by Roger Alford

With the publication by the Journal of Legal Education’s recent “Fiction Issue,” and the London Review of International Law announcing that they will include poetry with the goal of expanding and enriching the international legal conversation, I thought this poem was particularly timely. It is written by an anonymous friend for those who have suffered from human trafficking and for those who advocate on their behalf.

Cruel Window No More

Colored panes of glass, once collected,
Good and evil, gently refracted.

Purveyor of harm enters in,
muffled alarm, tragic din.

The deed is done, young soul plucked,
Life shattered, filthy muck.

Stained glass, broken body,
Nature’s law suspended.

Shards of life, colors bleed,
Love’s dance upended.

Corrupted inquisitor, shadow valley,
Rotten misery.

Timely advocate, verdant pasture,
Quenching remedy.

Shutters open, warm air,
Cleansing counsel, gentle care.

Broken glass reframed,
Child reborn, strengthened claim.

Colored pane restored,
Cruel window no more.

The Role of Intellectuals in Society

by Roger Alford

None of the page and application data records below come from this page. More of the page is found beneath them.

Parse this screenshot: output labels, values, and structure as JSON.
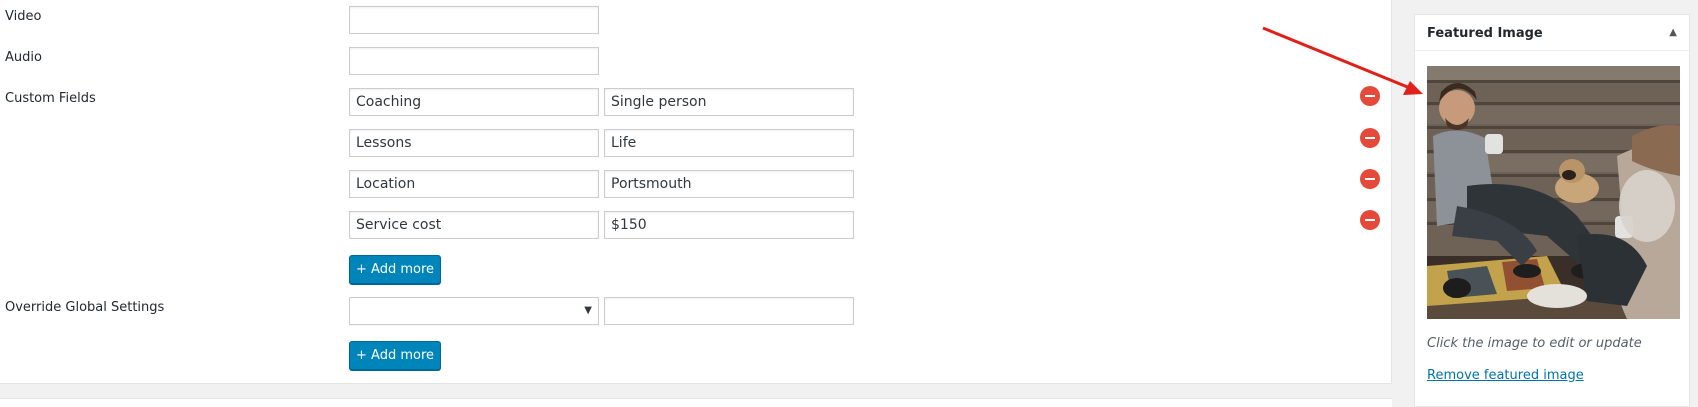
{
  "fields": {
    "video": {
      "label": "Video",
      "value": ""
    },
    "audio": {
      "label": "Audio",
      "value": ""
    },
    "custom_fields": {
      "label": "Custom Fields",
      "rows": [
        {
          "key": "Coaching",
          "value": "Single person"
        },
        {
          "key": "Lessons",
          "value": "Life"
        },
        {
          "key": "Location",
          "value": "Portsmouth"
        },
        {
          "key": "Service cost",
          "value": "$150"
        }
      ],
      "add_label": "+ Add more"
    },
    "override": {
      "label": "Override Global Settings",
      "select_value": "",
      "text_value": "",
      "add_label": "+ Add more"
    }
  },
  "sidebar": {
    "title": "Featured Image",
    "toggle_icon": "triangle-up-icon",
    "hint": "Click the image to edit or update",
    "remove_link": "Remove featured image"
  },
  "colors": {
    "primary_button": "#0085ba",
    "remove_button": "#e5493a",
    "annotation_arrow": "#e0201b",
    "link": "#0073aa"
  }
}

In doing research on Aung San Suu Kyi, I recently came across this wonderful discussion from 2005 on the role of the intellectual in society. It comes in the form of a dialogue with Alan Clements in his book, The Voice of Hope: Aung San Suu Kyi: Conversations with Alan Clements.

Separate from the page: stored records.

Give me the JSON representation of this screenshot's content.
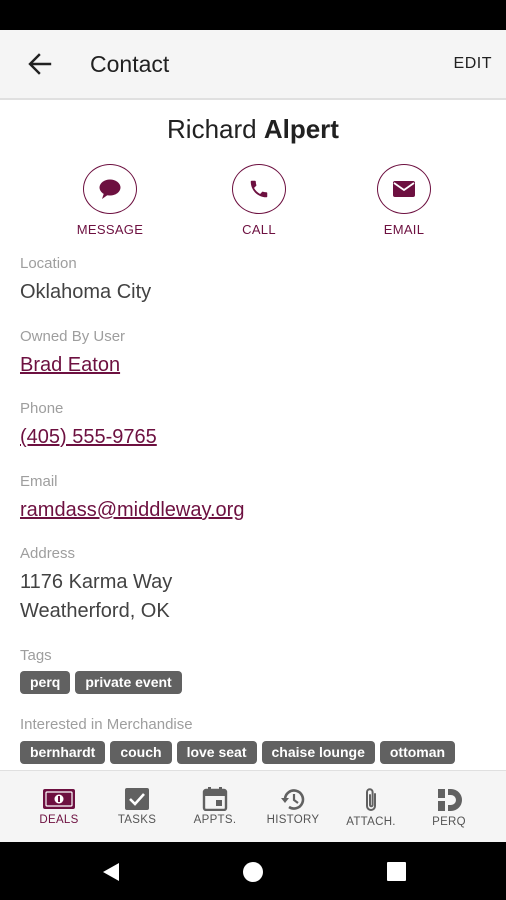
{
  "app_bar": {
    "title": "Contact",
    "edit_label": "EDIT"
  },
  "contact": {
    "first_name": "Richard",
    "last_name": "Alpert"
  },
  "actions": {
    "message": "MESSAGE",
    "call": "CALL",
    "email": "EMAIL"
  },
  "fields": {
    "location": {
      "label": "Location",
      "value": "Oklahoma City"
    },
    "owner": {
      "label": "Owned By User",
      "value": "Brad Eaton"
    },
    "phone": {
      "label": "Phone",
      "value": "(405) 555-9765"
    },
    "email": {
      "label": "Email",
      "value": "ramdass@middleway.org"
    },
    "address": {
      "label": "Address",
      "line1": "1176 Karma Way",
      "line2": "Weatherford, OK"
    }
  },
  "tags": {
    "label": "Tags",
    "items": [
      "perq",
      "private event"
    ]
  },
  "merchandise": {
    "label": "Interested in Merchandise",
    "items": [
      "bernhardt",
      "couch",
      "love seat",
      "chaise lounge",
      "ottoman"
    ]
  },
  "bottom_nav": {
    "items": [
      {
        "label": "DEALS",
        "icon": "deals-icon"
      },
      {
        "label": "TASKS",
        "icon": "tasks-icon"
      },
      {
        "label": "APPTS.",
        "icon": "calendar-icon"
      },
      {
        "label": "HISTORY",
        "icon": "history-icon"
      },
      {
        "label": "ATTACH.",
        "icon": "paperclip-icon"
      },
      {
        "label": "PERQ",
        "icon": "perq-icon"
      }
    ],
    "active": "DEALS"
  },
  "colors": {
    "accent": "#6d1040",
    "chip": "#616161",
    "label": "#9e9e9e",
    "text": "#424242"
  }
}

Clements: I brought with me a quote from Václav Havel in which he explains the role of the intellectual within society. When I first read it, I instantly thought of you. He writes, “The intellectual should constantly disturb, should bear witness to the misery of the world, should be provocative by being independent, should rebel against all hidden and open pressures and manipulations, should be the chief doubter of systems … and for this reason, an intellectual cannot fit into any role that might be assigned to him … and essentially doesn’t belong anywhere: he stands out as an irritant wherever he is.”

Suu Kyi: I would agree with everything that Václav Havel says. I would say that basically, in order to become an intellectual you’ve got to have a questioning mind…. Intellectuals are very important in any society. Because they are the ones who, like in the quotation, are provoking people, opening them to new ideas, pushing them along to new heights. This is one of the tragedies of Burma–the intellectual is not allowed any place within the society. And the real intellectual, of the kind described by Václav Havel, would not be allowed to survive in Burma.

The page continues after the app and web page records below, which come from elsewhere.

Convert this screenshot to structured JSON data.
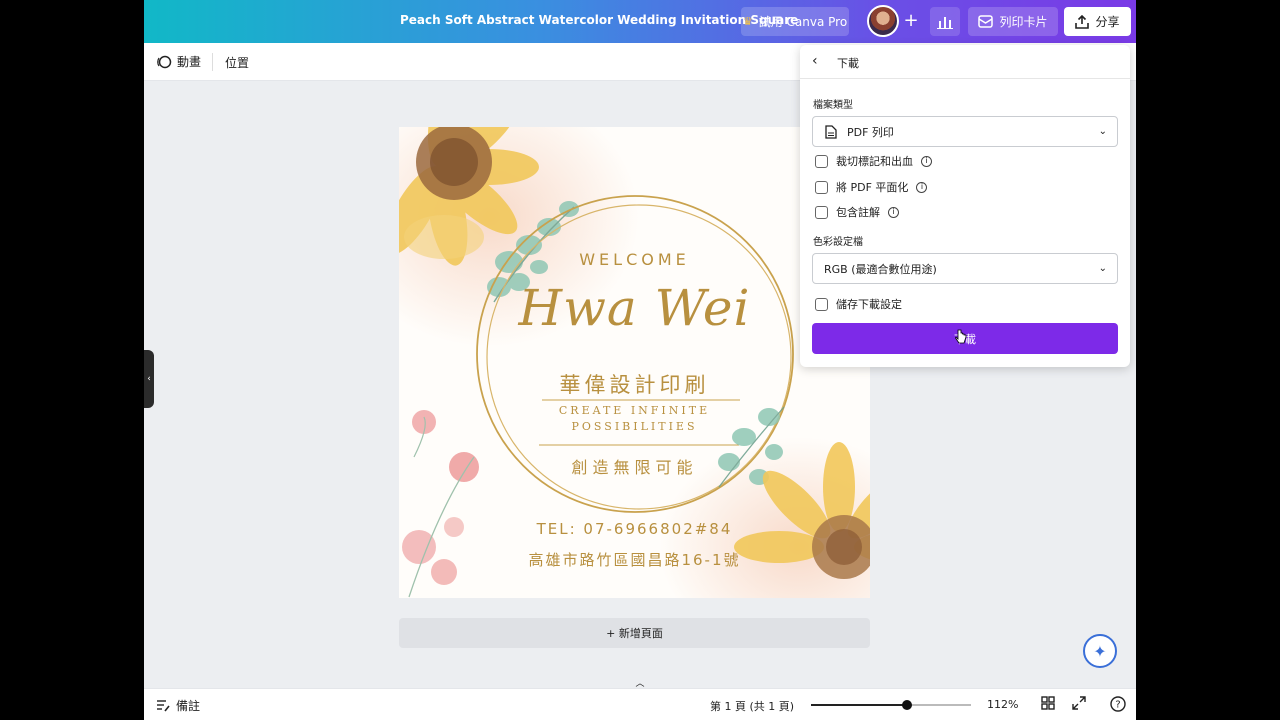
{
  "topbar": {
    "doc_title": "Peach Soft Abstract Watercolor Wedding Invitation Square",
    "try_pro_label": "試用 Canva Pro",
    "add_member": "+",
    "print_card_label": "列印卡片",
    "share_label": "分享"
  },
  "toolbar": {
    "animate_label": "動畫",
    "position_label": "位置"
  },
  "design": {
    "welcome": "WELCOME",
    "script_name": "Hwa Wei",
    "brand_cn": "華偉設計印刷",
    "slogan_line1": "CREATE INFINITE",
    "slogan_line2": "POSSIBILITIES",
    "slogan_cn": "創造無限可能",
    "tel": "TEL: 07-6966802#84",
    "address": "高雄市路竹區國昌路16-1號"
  },
  "canvas": {
    "add_page_label": "+ 新增頁面"
  },
  "download_panel": {
    "title": "下載",
    "file_type_label": "檔案類型",
    "file_type_value": "PDF 列印",
    "crop_marks_label": "裁切標記和出血",
    "flatten_label": "將 PDF 平面化",
    "include_notes_label": "包含註解",
    "color_profile_label": "色彩設定檔",
    "color_profile_value": "RGB (最適合數位用途)",
    "save_settings_label": "儲存下載設定",
    "download_button_label": "下載"
  },
  "bottombar": {
    "notes_label": "備註",
    "page_indicator": "第 1 頁 (共 1 頁)",
    "zoom_level": "112%",
    "zoom_fraction": 0.6
  },
  "colors": {
    "brand_purple": "#7d2ae8",
    "gold_text": "#b8903f"
  }
}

Clements: Why?

Suu Kyi: He would either have to repress his instincts as an intellectual, or he would have to leave Burma, or he would have to go and sit in prison. He’s got to choose between those three.

Clements: So by function, a totalitarian regime attempts to create a mindless, featureless society by crushing the intellectual?

Suu Kyi: The intellectual with his questioning mind threatens the totalitarian mind which expects orders to be carried out and decrees to be accepted without question. There will always be clashes between the authoritarian mind and the questioning mind. They just cannot go together.

I think it is easy in a free society to forget how important an intellectual is to the welfare of a country. The right to question and doubt is taken for granted. Freedom of thought and expression are a given. Skepticism of the system is encouraged. Intellectuals are often discouraged because they too are taken for granted. “I’m just an intellectual,” we sometimes think.

As you go about your work today give thanks that you are an intellectual in a free society. As you watch the Commander-in-Chief tonight propose his agenda for his Second Term, marvel not with what he says, but that he is accountable for every word and deed to the intellectuals–the Doubters-in-Chief.

The same cannot be said of much of the world. Over one-half of the world’s population live in closed societies. Burma, of course, is rising. It no longer is among the worst of the worst. That dishonor goes to the forlorn citizens of these fifteen Asian and African authoritarian regimes: Belarus, Chad, China, Cuba, Eritrea, Equatorial Guinea, Laos, North Korea, Saudi Arabia, Somalia, South Ossetia, Sudan, Syria, Turkmenistan, and Uzbekistan.

In a free society intellectuals are encouraged to speak their minds with reason and integrity. Our colleagues living under authoritarian regimes must speak with equal measures of insight and courage.